Exercise input:

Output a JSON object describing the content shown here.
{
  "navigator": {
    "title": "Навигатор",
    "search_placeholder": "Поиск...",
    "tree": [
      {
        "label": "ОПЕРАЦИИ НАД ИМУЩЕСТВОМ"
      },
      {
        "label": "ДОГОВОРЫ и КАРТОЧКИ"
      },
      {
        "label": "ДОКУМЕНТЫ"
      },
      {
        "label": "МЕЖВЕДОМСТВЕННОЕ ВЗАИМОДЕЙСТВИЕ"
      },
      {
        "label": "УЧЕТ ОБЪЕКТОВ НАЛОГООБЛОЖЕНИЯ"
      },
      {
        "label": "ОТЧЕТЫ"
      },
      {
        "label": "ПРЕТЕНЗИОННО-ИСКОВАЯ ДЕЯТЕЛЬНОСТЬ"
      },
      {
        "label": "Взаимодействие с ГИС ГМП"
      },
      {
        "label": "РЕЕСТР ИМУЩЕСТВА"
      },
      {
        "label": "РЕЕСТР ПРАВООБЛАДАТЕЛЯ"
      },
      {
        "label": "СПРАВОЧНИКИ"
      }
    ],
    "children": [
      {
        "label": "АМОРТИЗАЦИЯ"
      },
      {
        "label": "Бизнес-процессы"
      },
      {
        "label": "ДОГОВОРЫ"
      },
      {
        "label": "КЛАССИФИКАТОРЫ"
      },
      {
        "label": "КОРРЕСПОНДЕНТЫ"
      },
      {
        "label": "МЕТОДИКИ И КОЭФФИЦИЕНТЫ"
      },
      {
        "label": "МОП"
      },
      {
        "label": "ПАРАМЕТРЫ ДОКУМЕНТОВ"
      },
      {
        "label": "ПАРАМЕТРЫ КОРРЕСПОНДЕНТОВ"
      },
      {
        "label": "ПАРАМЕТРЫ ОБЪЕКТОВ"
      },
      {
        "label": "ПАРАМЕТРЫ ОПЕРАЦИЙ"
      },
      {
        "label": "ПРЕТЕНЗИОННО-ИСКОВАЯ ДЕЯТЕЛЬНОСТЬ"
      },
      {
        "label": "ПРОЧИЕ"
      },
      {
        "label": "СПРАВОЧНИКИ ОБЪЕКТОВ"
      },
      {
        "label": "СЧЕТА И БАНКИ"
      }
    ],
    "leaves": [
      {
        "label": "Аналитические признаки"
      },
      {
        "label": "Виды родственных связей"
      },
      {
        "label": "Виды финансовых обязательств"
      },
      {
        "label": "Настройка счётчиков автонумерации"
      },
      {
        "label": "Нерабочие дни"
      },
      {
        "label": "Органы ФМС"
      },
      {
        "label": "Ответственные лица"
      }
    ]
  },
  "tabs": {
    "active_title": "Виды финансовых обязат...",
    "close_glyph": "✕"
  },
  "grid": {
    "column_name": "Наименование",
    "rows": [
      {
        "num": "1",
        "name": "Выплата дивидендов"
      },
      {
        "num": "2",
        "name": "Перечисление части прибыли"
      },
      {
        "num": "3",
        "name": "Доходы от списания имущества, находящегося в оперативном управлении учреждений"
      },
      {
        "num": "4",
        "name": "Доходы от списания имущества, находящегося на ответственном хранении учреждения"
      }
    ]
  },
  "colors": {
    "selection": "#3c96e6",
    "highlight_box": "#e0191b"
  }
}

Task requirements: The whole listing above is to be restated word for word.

Result of this task:
Output a JSON object describing the content shown here.
{
  "navigator": {
    "title": "Навигатор",
    "search_placeholder": "Поиск...",
    "tree": [
      {
        "label": "ОПЕРАЦИИ НАД ИМУЩЕСТВОМ"
      },
      {
        "label": "ДОГОВОРЫ и КАРТОЧКИ"
      },
      {
        "label": "ДОКУМЕНТЫ"
      },
      {
        "label": "МЕЖВЕДОМСТВЕННОЕ ВЗАИМОДЕЙСТВИЕ"
      },
      {
        "label": "УЧЕТ ОБЪЕКТОВ НАЛОГООБЛОЖЕНИЯ"
      },
      {
        "label": "ОТЧЕТЫ"
      },
      {
        "label": "ПРЕТЕНЗИОННО-ИСКОВАЯ ДЕЯТЕЛЬНОСТЬ"
      },
      {
        "label": "Взаимодействие с ГИС ГМП"
      },
      {
        "label": "РЕЕСТР ИМУЩЕСТВА"
      },
      {
        "label": "РЕЕСТР ПРАВООБЛАДАТЕЛЯ"
      },
      {
        "label": "СПРАВОЧНИКИ"
      }
    ],
    "children": [
      {
        "label": "АМОРТИЗАЦИЯ"
      },
      {
        "label": "Бизнес-процессы"
      },
      {
        "label": "ДОГОВОРЫ"
      },
      {
        "label": "КЛАССИФИКАТОРЫ"
      },
      {
        "label": "КОРРЕСПОНДЕНТЫ"
      },
      {
        "label": "МЕТОДИКИ И КОЭФФИЦИЕНТЫ"
      },
      {
        "label": "МОП"
      },
      {
        "label": "ПАРАМЕТРЫ ДОКУМЕНТОВ"
      },
      {
        "label": "ПАРАМЕТРЫ КОРРЕСПОНДЕНТОВ"
      },
      {
        "label": "ПАРАМЕТРЫ ОБЪЕКТОВ"
      },
      {
        "label": "ПАРАМЕТРЫ ОПЕРАЦИЙ"
      },
      {
        "label": "ПРЕТЕНЗИОННО-ИСКОВАЯ ДЕЯТЕЛЬНОСТЬ"
      },
      {
        "label": "ПРОЧИЕ"
      },
      {
        "label": "СПРАВОЧНИКИ ОБЪЕКТОВ"
      },
      {
        "label": "СЧЕТА И БАНКИ"
      }
    ],
    "leaves": [
      {
        "label": "Аналитические признаки"
      },
      {
        "label": "Виды родственных связей"
      },
      {
        "label": "Виды финансовых обязательств"
      },
      {
        "label": "Настройка счётчиков автонумерации"
      },
      {
        "label": "Нерабочие дни"
      },
      {
        "label": "Органы ФМС"
      },
      {
        "label": "Ответственные лица"
      }
    ]
  },
  "tabs": {
    "active_title": "Виды финансовых обязат...",
    "close_glyph": "✕"
  },
  "grid": {
    "column_name": "Наименование",
    "rows": [
      {
        "num": "1",
        "name": "Выплата дивидендов"
      },
      {
        "num": "2",
        "name": "Перечисление части прибыли"
      },
      {
        "num": "3",
        "name": "Доходы от списания имущества, находящегося в оперативном управлении учреждений"
      },
      {
        "num": "4",
        "name": "Доходы от списания имущества, находящегося на ответственном хранении учреждения"
      }
    ]
  },
  "colors": {
    "selection": "#3c96e6",
    "highlight_box": "#e0191b"
  }
}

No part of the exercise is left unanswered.